(Dataset begins)

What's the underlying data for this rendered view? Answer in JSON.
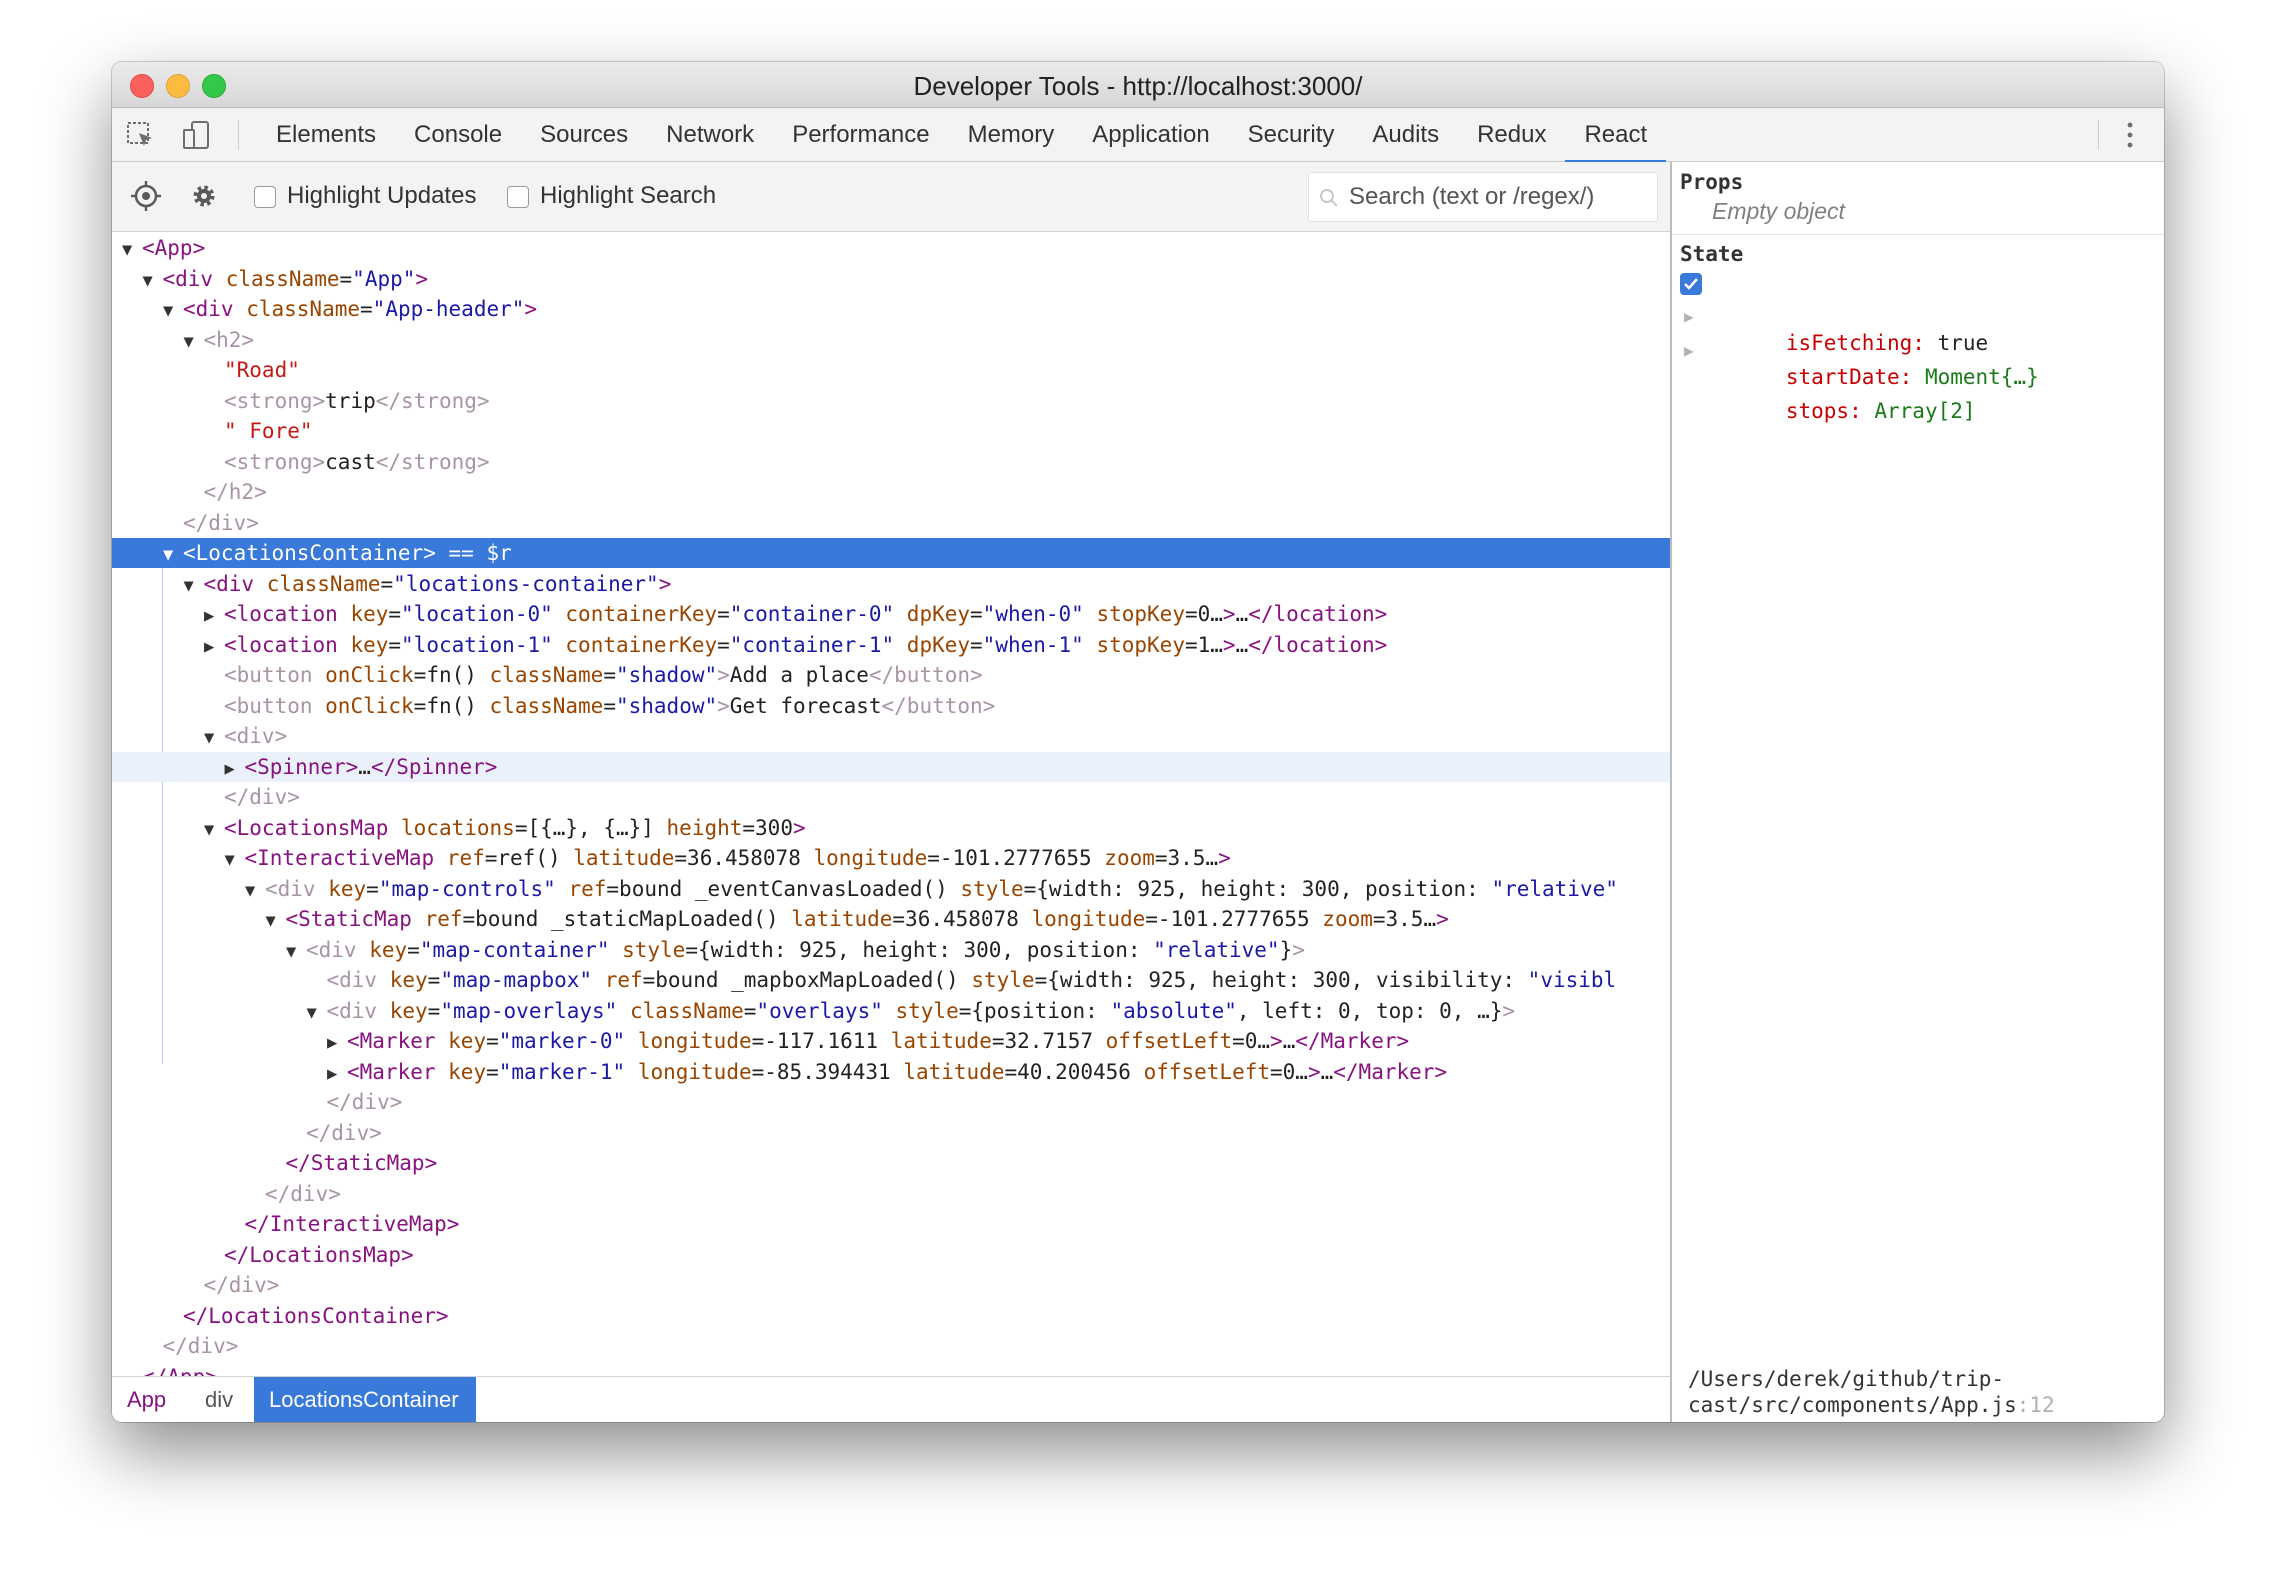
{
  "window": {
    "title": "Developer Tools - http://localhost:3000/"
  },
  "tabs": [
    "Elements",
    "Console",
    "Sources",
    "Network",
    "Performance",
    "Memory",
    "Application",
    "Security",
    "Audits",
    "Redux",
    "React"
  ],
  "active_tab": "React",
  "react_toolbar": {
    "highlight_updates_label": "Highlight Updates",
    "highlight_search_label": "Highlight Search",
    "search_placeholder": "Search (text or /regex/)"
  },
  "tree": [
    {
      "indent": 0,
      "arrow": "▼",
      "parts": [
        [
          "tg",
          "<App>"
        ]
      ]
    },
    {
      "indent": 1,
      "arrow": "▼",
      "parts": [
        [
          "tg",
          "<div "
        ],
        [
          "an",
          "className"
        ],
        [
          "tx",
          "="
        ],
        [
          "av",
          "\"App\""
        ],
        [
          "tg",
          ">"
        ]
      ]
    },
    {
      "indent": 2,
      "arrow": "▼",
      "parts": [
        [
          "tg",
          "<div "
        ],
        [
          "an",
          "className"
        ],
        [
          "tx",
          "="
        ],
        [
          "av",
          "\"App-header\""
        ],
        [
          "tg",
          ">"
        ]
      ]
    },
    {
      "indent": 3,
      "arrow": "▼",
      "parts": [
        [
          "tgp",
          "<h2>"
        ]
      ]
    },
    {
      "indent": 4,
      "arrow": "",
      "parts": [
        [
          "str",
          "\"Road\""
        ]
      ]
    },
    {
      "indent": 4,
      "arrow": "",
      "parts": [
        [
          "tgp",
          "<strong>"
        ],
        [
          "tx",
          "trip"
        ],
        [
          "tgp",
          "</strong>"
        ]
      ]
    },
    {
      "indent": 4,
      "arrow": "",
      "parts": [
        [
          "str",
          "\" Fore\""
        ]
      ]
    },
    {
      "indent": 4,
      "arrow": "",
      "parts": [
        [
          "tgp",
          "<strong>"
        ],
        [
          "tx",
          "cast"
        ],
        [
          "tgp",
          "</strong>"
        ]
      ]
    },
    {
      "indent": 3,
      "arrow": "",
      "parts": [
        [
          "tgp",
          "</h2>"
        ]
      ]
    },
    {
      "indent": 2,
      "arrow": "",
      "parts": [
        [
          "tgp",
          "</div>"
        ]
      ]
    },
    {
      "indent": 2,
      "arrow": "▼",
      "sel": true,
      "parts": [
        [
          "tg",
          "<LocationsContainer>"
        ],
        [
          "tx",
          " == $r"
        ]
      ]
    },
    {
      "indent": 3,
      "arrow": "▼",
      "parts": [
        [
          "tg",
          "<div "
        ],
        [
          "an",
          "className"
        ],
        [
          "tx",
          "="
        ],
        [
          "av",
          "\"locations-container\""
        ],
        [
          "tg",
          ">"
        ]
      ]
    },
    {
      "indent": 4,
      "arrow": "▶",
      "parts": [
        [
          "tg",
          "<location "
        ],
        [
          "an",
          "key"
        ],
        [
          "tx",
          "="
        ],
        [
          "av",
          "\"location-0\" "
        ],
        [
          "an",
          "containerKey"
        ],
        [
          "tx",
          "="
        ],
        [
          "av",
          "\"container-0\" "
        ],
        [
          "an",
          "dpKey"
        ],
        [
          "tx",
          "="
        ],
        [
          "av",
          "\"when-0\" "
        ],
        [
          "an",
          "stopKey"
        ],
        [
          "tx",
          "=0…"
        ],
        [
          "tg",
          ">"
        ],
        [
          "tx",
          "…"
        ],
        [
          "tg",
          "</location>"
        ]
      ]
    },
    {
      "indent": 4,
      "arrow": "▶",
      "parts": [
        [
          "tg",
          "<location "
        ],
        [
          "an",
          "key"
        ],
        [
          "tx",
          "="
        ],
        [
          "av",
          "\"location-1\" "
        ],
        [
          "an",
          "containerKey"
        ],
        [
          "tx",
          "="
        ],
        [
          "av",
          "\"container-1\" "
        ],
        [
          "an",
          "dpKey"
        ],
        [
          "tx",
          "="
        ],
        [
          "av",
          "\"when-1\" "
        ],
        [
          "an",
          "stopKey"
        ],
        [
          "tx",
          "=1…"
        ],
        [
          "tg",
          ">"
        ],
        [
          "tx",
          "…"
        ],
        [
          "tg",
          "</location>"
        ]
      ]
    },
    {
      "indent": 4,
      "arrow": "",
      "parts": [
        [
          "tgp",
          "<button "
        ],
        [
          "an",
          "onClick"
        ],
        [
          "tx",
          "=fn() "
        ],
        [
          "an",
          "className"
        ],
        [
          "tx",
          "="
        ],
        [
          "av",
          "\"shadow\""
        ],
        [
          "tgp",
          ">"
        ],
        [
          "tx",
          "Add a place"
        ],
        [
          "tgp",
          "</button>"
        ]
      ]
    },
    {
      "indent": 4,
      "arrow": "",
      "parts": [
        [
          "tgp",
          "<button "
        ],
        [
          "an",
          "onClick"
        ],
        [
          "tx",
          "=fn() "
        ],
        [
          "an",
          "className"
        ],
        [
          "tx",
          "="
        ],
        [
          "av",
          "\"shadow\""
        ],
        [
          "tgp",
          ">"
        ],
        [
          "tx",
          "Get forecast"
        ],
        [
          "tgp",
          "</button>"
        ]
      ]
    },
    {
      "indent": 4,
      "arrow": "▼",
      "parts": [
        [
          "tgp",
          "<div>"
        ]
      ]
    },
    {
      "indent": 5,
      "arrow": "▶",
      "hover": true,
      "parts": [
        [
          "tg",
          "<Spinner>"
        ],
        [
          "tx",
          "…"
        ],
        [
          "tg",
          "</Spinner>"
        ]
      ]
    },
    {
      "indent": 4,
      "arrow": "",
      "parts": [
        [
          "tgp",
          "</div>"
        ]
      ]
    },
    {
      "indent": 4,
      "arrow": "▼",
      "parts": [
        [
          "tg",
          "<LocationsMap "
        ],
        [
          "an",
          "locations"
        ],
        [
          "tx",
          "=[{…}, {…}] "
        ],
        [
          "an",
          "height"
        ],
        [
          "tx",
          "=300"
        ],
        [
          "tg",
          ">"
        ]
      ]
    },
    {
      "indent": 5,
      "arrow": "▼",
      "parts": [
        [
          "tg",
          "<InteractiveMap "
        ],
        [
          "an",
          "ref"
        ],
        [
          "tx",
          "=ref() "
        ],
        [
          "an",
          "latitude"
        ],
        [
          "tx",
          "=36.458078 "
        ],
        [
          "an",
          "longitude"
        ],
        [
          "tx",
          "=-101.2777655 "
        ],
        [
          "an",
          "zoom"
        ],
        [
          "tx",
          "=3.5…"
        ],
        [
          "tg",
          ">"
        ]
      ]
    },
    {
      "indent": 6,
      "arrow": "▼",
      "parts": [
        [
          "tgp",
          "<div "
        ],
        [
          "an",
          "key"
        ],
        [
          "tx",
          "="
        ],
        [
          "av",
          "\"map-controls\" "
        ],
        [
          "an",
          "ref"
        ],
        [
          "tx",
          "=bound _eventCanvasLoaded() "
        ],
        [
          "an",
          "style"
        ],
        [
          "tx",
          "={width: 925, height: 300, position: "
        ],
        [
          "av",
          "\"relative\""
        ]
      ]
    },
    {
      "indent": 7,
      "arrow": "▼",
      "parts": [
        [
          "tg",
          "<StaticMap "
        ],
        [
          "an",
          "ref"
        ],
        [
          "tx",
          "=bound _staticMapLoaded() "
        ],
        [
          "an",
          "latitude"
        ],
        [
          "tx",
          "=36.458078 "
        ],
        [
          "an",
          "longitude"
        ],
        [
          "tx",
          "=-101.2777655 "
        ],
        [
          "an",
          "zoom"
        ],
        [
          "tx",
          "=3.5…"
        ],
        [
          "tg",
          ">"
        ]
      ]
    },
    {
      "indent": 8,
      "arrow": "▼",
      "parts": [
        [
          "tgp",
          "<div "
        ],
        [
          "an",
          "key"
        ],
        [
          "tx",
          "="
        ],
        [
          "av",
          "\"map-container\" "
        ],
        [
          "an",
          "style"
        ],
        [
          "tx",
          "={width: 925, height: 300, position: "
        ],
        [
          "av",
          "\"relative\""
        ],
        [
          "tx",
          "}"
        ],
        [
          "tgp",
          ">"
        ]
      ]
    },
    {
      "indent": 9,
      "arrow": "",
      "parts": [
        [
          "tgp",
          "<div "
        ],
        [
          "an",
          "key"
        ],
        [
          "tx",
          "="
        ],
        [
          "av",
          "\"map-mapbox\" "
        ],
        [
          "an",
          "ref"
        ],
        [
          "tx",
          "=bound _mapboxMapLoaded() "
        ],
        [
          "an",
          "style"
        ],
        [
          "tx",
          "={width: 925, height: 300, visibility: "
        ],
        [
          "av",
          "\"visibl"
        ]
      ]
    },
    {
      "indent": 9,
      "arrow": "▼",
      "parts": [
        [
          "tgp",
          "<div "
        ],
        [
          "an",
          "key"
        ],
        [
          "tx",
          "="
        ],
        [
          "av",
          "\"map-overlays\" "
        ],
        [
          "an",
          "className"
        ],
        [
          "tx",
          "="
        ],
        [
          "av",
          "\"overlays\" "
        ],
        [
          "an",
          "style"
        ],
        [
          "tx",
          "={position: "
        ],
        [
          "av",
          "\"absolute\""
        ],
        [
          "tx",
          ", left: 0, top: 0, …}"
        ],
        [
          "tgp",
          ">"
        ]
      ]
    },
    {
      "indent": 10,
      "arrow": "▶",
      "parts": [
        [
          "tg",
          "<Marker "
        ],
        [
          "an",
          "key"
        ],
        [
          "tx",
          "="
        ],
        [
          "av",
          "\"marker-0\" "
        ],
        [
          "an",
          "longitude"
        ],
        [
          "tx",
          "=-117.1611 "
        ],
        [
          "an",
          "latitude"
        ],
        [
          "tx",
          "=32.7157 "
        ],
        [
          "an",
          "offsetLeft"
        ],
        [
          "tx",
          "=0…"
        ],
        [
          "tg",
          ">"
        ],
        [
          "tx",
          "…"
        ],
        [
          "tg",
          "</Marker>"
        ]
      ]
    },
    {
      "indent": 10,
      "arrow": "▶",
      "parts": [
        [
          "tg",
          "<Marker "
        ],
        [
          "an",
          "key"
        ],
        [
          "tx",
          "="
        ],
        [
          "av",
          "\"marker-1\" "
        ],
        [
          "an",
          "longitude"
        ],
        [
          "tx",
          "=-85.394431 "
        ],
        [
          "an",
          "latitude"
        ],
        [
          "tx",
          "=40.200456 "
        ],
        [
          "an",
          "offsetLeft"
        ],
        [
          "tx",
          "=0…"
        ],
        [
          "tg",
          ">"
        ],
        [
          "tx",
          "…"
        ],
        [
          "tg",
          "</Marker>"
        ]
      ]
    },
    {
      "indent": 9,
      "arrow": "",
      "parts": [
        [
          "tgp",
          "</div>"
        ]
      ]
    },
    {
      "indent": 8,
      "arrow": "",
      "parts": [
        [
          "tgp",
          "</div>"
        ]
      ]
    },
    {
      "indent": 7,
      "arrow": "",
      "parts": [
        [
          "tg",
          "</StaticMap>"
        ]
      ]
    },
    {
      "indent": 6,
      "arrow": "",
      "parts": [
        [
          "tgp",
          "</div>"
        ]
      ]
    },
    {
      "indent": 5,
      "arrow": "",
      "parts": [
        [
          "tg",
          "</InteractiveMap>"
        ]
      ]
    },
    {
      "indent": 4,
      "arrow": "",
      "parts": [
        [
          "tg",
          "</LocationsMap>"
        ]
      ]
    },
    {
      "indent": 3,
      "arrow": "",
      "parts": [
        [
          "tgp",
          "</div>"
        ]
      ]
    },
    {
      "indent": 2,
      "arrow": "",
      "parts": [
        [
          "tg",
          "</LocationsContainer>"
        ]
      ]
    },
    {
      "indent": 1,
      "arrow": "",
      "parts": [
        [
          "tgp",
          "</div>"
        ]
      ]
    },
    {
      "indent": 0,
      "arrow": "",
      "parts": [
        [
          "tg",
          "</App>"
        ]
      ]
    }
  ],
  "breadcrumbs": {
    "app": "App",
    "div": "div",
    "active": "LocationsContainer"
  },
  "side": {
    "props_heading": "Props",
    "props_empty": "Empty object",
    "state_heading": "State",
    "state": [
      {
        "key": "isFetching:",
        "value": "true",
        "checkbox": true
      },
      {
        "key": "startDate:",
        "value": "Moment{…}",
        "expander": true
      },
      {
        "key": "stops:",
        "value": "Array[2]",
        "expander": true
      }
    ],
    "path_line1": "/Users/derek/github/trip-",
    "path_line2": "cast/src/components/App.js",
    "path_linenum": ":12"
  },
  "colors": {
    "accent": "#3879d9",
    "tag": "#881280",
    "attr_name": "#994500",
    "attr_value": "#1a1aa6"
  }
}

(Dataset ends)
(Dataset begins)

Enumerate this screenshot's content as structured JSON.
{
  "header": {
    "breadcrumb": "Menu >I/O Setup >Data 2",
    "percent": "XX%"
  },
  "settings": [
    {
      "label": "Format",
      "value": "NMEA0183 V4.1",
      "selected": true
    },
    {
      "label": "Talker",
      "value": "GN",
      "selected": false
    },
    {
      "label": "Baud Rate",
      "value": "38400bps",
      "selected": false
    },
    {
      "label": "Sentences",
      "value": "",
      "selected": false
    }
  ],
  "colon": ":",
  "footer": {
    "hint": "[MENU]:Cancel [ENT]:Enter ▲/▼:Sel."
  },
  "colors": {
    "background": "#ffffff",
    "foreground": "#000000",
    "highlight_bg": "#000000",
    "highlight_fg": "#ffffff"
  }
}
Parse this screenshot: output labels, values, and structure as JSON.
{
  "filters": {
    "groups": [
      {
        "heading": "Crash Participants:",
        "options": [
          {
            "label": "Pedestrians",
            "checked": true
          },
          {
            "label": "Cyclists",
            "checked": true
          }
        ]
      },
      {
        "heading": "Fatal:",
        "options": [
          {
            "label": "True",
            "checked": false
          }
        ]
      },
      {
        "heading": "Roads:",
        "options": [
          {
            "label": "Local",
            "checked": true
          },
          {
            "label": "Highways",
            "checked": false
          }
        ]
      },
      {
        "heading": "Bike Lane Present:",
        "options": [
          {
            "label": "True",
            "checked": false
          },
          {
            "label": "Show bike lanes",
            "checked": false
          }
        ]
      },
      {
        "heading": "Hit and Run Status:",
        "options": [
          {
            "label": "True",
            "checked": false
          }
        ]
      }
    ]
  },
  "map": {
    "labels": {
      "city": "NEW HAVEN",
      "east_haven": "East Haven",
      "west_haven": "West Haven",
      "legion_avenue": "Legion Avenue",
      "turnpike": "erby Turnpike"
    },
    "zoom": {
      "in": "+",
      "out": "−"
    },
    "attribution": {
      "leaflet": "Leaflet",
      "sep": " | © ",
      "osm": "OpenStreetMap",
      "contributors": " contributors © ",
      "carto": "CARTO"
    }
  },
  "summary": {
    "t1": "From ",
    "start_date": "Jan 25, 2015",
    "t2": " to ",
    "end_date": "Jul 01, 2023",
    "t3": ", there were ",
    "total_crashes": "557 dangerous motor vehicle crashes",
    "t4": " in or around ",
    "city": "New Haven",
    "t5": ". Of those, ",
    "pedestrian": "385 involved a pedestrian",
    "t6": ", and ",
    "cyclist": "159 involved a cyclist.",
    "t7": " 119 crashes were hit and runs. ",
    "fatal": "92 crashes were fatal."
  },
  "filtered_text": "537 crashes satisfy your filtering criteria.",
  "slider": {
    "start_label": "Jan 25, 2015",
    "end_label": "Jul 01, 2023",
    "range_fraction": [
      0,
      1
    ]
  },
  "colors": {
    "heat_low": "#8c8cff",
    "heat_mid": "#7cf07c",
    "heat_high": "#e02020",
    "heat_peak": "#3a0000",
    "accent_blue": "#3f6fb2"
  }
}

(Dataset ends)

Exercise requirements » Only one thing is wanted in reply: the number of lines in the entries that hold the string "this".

Reply to the task » 3